__Exercise requirements__.
Below are the records; copy each line in them that holds the word "text".

__Given records__.

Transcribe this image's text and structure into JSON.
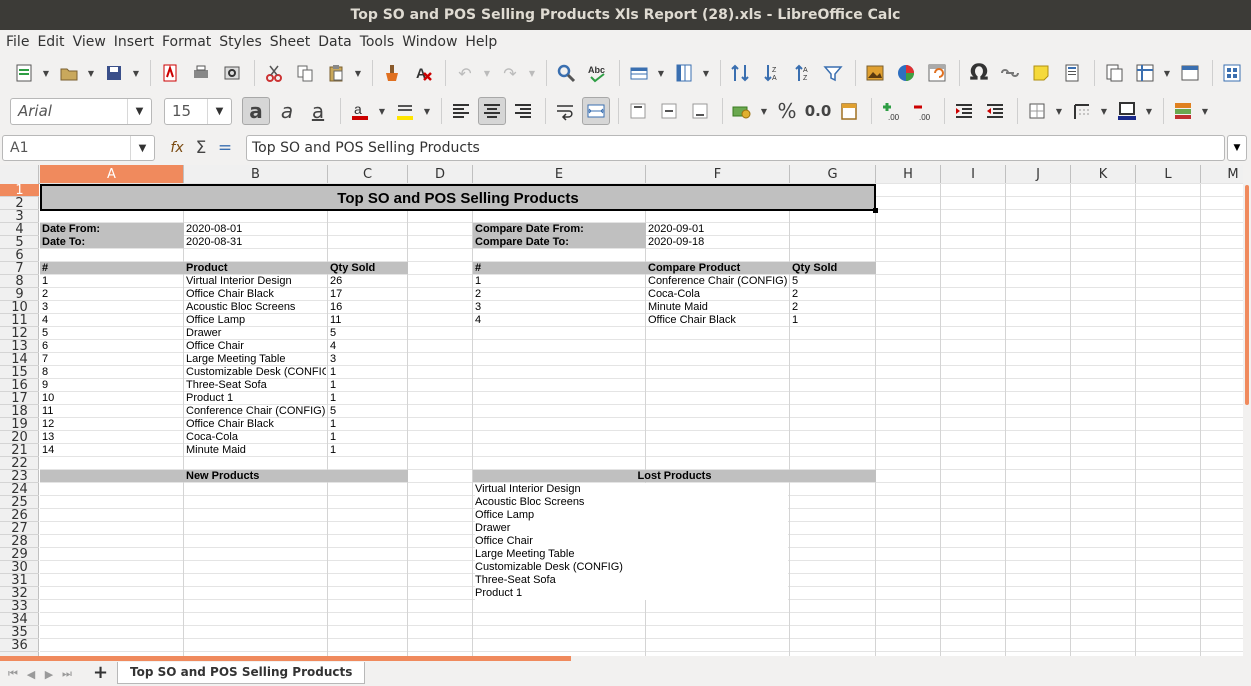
{
  "window": {
    "title": "Top SO and POS Selling Products Xls Report (28).xls - LibreOffice Calc"
  },
  "menu": [
    "File",
    "Edit",
    "View",
    "Insert",
    "Format",
    "Styles",
    "Sheet",
    "Data",
    "Tools",
    "Window",
    "Help"
  ],
  "toolbar2": {
    "font_name": "Arial",
    "font_size": "15",
    "number_format_decimal": "0.0"
  },
  "formula_bar": {
    "name_box": "A1",
    "content": "Top SO and POS Selling Products",
    "sum_icon": "Σ",
    "equals_icon": "="
  },
  "columns": [
    "A",
    "B",
    "C",
    "D",
    "E",
    "F",
    "G",
    "H",
    "I",
    "J",
    "K",
    "L",
    "M"
  ],
  "rows": [
    "1",
    "2",
    "3",
    "4",
    "5",
    "6",
    "7",
    "8",
    "9",
    "10",
    "11",
    "12",
    "13",
    "14",
    "15",
    "16",
    "17",
    "18",
    "19",
    "20",
    "21",
    "22",
    "23",
    "24",
    "25",
    "26",
    "27",
    "28",
    "29",
    "30",
    "31",
    "32",
    "33",
    "34",
    "35",
    "36"
  ],
  "sheet": {
    "title": "Top SO and POS Selling Products",
    "date_from_label": "Date From:",
    "date_from": "2020-08-01",
    "date_to_label": "Date To:",
    "date_to": "2020-08-31",
    "compare_from_label": "Compare Date From:",
    "compare_from": "2020-09-01",
    "compare_to_label": "Compare Date To:",
    "compare_to": "2020-09-18",
    "left_headers": [
      "#",
      "Product",
      "Qty Sold"
    ],
    "right_headers": [
      "#",
      "Compare Product",
      "Qty Sold"
    ],
    "left_rows": [
      [
        "1",
        "Virtual Interior Design",
        "26"
      ],
      [
        "2",
        "Office Chair Black",
        "17"
      ],
      [
        "3",
        "Acoustic Bloc Screens",
        "16"
      ],
      [
        "4",
        "Office Lamp",
        "11"
      ],
      [
        "5",
        "Drawer",
        "5"
      ],
      [
        "6",
        "Office Chair",
        "4"
      ],
      [
        "7",
        "Large Meeting Table",
        "3"
      ],
      [
        "8",
        "Customizable Desk (CONFIG)",
        "1"
      ],
      [
        "9",
        "Three-Seat Sofa",
        "1"
      ],
      [
        "10",
        "Product 1",
        "1"
      ],
      [
        "11",
        "Conference Chair (CONFIG)",
        "5"
      ],
      [
        "12",
        "Office Chair Black",
        "1"
      ],
      [
        "13",
        "Coca-Cola",
        "1"
      ],
      [
        "14",
        "Minute Maid",
        "1"
      ]
    ],
    "right_rows": [
      [
        "1",
        "Conference Chair (CONFIG)",
        "5"
      ],
      [
        "2",
        "Coca-Cola",
        "2"
      ],
      [
        "3",
        "Minute Maid",
        "2"
      ],
      [
        "4",
        "Office Chair Black",
        "1"
      ]
    ],
    "new_products_label": "New Products",
    "lost_products_label": "Lost Products",
    "lost_products": [
      "Virtual Interior Design",
      "Acoustic Bloc Screens",
      "Office Lamp",
      "Drawer",
      "Office Chair",
      "Large Meeting Table",
      "Customizable Desk (CONFIG)",
      "Three-Seat Sofa",
      "Product 1"
    ]
  },
  "sheet_tab": "Top SO and POS Selling Products",
  "colors": {
    "accent": "#f08a5d",
    "header_fill": "#c0c0c0",
    "titlebar": "#3c3b37"
  }
}
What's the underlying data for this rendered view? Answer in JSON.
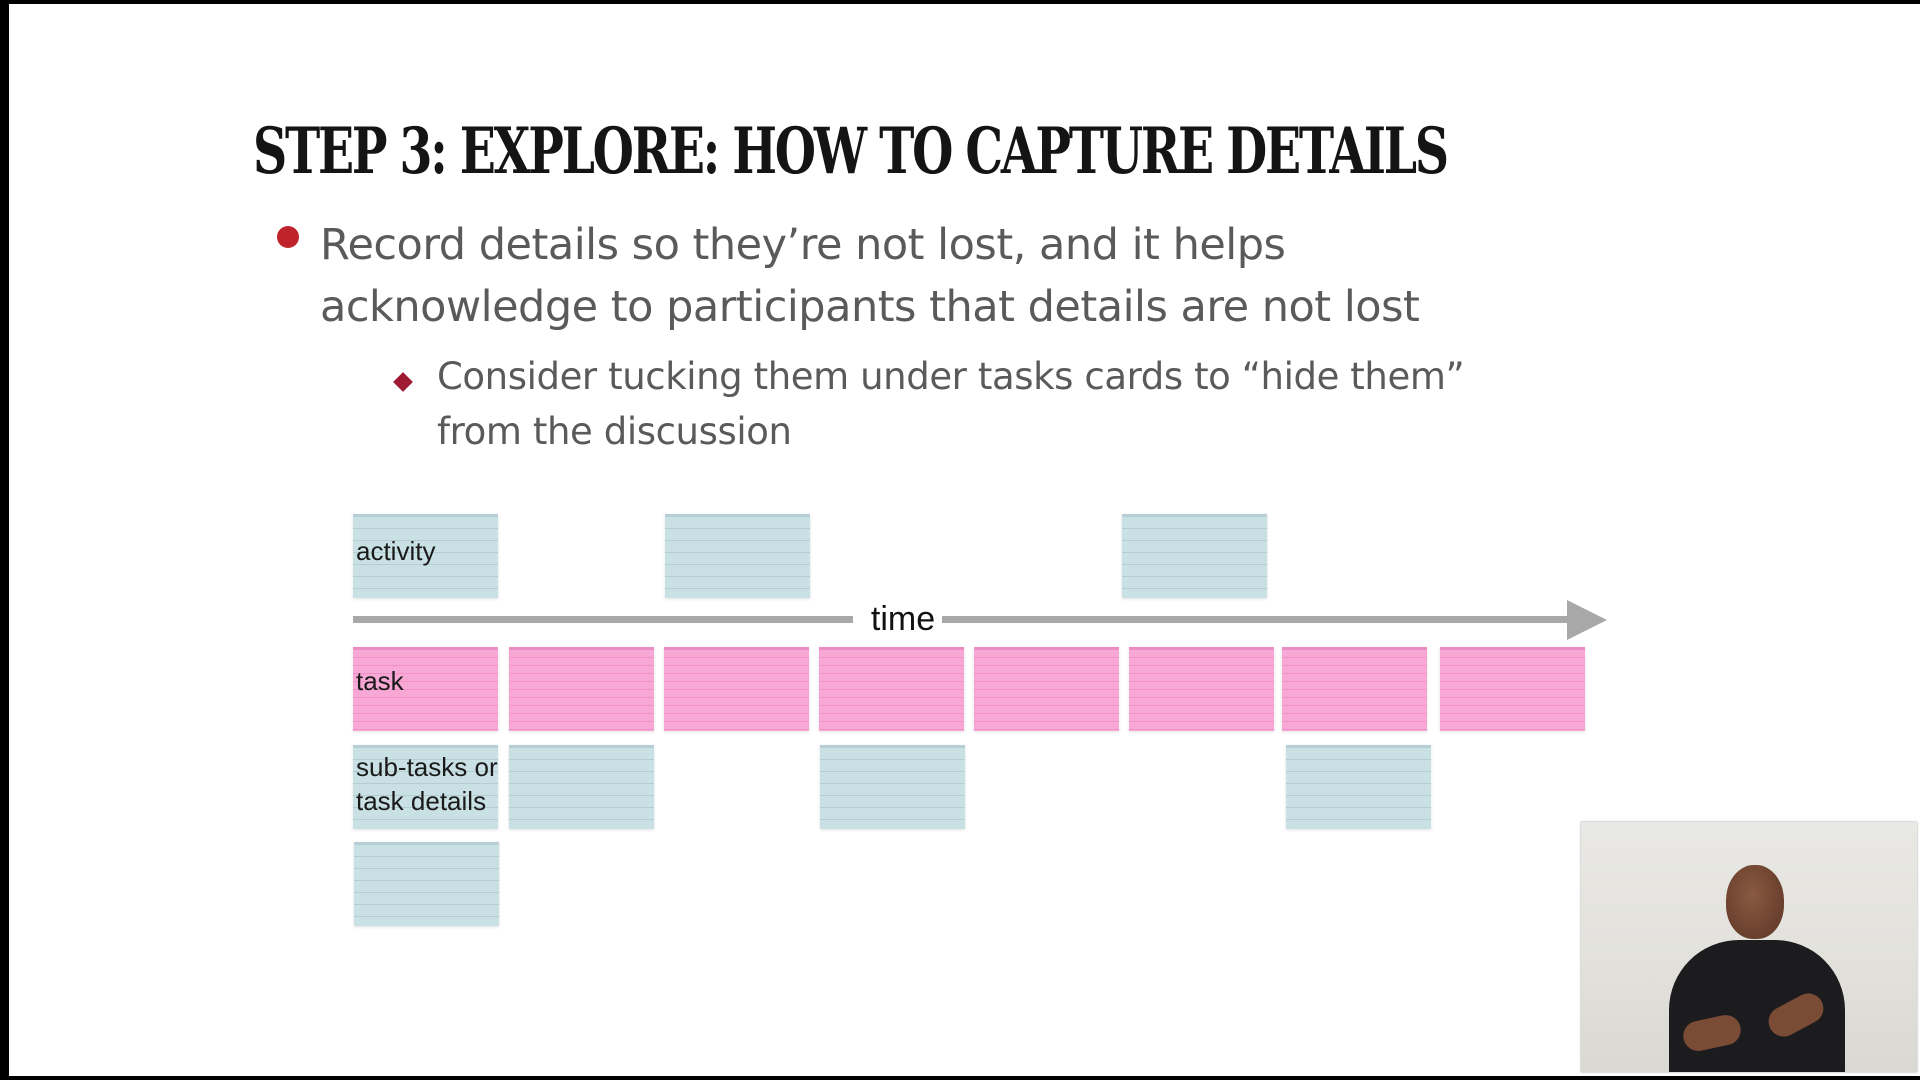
{
  "slide": {
    "title": "STEP 3: EXPLORE: HOW TO CAPTURE DETAILS",
    "bullets": [
      {
        "text": "Record details so they’re not lost, and it helps acknowledge to participants that details are not lost",
        "sub_bullets": [
          {
            "text": "Consider tucking them under tasks cards to “hide them” from the discussion"
          }
        ]
      }
    ]
  },
  "diagram": {
    "axis_label": "time",
    "activity_label": "activity",
    "task_label": "task",
    "subtask_label_line1": "sub-tasks or",
    "subtask_label_line2": "task details"
  },
  "colors": {
    "bullet_red": "#c0232c",
    "sub_bullet_red": "#9e1b33",
    "task_card_pink": "#f7a8d5",
    "detail_card_blue": "#c9e0e4",
    "timeline_gray": "#a8a8a8"
  },
  "icons": {
    "bullet": "filled-circle-bullet-icon",
    "sub_bullet": "diamond-bullet-icon",
    "timeline": "arrow-right-icon"
  }
}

__Exercise solution__.
Transcribe this image's text and structure into JSON.
        "text": "Record details so they’re not lost, and it helps acknowledge to participants that details are not lost",
            "text": "Consider tucking them under tasks cards to “hide them” from the discussion"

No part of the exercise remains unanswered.